It worked out real well. Time wore on and I stayed close to B&W. Bill Hixon would write field purchase orders and we started to do quite a bit of business with them. B&W was a very large company and money didn't flow as fast as it should. Dad would get quite concerned that it was 30 days and we were not paid, but we knew you couldn't push these people too much. Bill Hixon said to go up to Barberton, Ohio, and speak to a Jimmy Quinn. Jimmy and I had a long discussion. He showed me specific items they needed that were in short supply.
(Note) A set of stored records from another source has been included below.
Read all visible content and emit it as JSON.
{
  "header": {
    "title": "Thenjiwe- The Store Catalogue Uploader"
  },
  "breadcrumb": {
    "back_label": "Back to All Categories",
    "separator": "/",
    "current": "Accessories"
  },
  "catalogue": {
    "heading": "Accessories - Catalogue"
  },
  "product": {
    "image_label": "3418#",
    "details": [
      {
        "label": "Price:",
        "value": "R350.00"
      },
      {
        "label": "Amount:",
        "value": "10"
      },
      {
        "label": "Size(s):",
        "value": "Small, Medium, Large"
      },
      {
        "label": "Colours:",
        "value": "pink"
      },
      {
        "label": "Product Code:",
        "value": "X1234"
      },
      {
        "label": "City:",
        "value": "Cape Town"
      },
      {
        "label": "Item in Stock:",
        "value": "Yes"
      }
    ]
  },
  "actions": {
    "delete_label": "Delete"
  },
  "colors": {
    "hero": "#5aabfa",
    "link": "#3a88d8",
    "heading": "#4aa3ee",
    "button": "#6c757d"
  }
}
This was a big help in being able to develop F&M because when we found something all I had to do was call Jimmy and explain what it was and we would make a profit on it. Sometimes he would even tell me 'that's too cheap, we ought to charge more' and we would. B&W started sending us purchase orders from the main office, which meant we were paid faster. We also continued to get business from Oberle Jorde, and it all came together.
Credit was a problem in the early days, and everything had to be in cash, up front. We bought Billings and Spencer ball pein hammers. A truck would pull in the driveway at home, and we would unload it. One time they delivered an order that wasn't COD. I immediately sent a check in anyway because we couldn't afford to lose them. I called the factory and they said they set us up on account. For many years our only credit reference was the Billings and Spencer Hammer Company.
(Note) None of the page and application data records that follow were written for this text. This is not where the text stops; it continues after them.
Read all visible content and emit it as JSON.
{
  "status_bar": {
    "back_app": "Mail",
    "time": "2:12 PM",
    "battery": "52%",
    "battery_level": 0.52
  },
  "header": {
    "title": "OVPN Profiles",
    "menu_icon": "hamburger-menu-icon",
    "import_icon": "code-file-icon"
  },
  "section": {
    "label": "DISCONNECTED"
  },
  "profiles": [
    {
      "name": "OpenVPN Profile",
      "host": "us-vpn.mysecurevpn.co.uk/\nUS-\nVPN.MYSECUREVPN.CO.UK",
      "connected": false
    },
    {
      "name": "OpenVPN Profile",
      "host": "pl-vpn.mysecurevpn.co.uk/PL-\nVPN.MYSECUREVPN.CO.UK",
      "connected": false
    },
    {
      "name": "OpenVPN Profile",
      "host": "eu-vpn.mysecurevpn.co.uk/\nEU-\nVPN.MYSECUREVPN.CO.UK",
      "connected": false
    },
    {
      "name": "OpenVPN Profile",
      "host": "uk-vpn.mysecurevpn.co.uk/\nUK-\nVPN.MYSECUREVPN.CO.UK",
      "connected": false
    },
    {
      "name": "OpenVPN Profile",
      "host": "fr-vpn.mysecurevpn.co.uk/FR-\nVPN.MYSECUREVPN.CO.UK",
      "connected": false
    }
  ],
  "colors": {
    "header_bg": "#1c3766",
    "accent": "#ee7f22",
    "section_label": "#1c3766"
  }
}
Our first location was in dad's garage on Overlook, where we were from 1945 to 1948. Eventually the garage wouldn't hold it all so we rented two garage bays from Leisgangs for $15 per month on Race Road, which later was to become the MAFCO building. In 1950 we went to 1820 Race Street. One of the many strange items we had to move from Race Road was 30,000 Plaster of Paris bandages. In 1952 Abe Friedmann came home from serving with the Army in Germany, and joined us full time. Around late 1953 we went to 3200 Warsaw, across from the police station, in the basement. From there we went to Crookshank in 1955, and rented an office and 1-1/2 buildings, we thought we were quite an operation. We were there from 1956 to 1963. After that was Race Road again, only this time we had the whole lot, from 1963 to 1980, and then we came to Harrison.
It is kind of impossible to believe that all this happened from such meager beginnings. It was for many years a day to day operation, so that every Friday we tried to have enough money to take home, put food on table and hopefully take care of all the necessity of life. God was very good to us and I am very thankful for the business and the wonderful group of people we have. It is such a pleasure to think back of this and how it all started. It was a very simple and lean beginning. Thank you.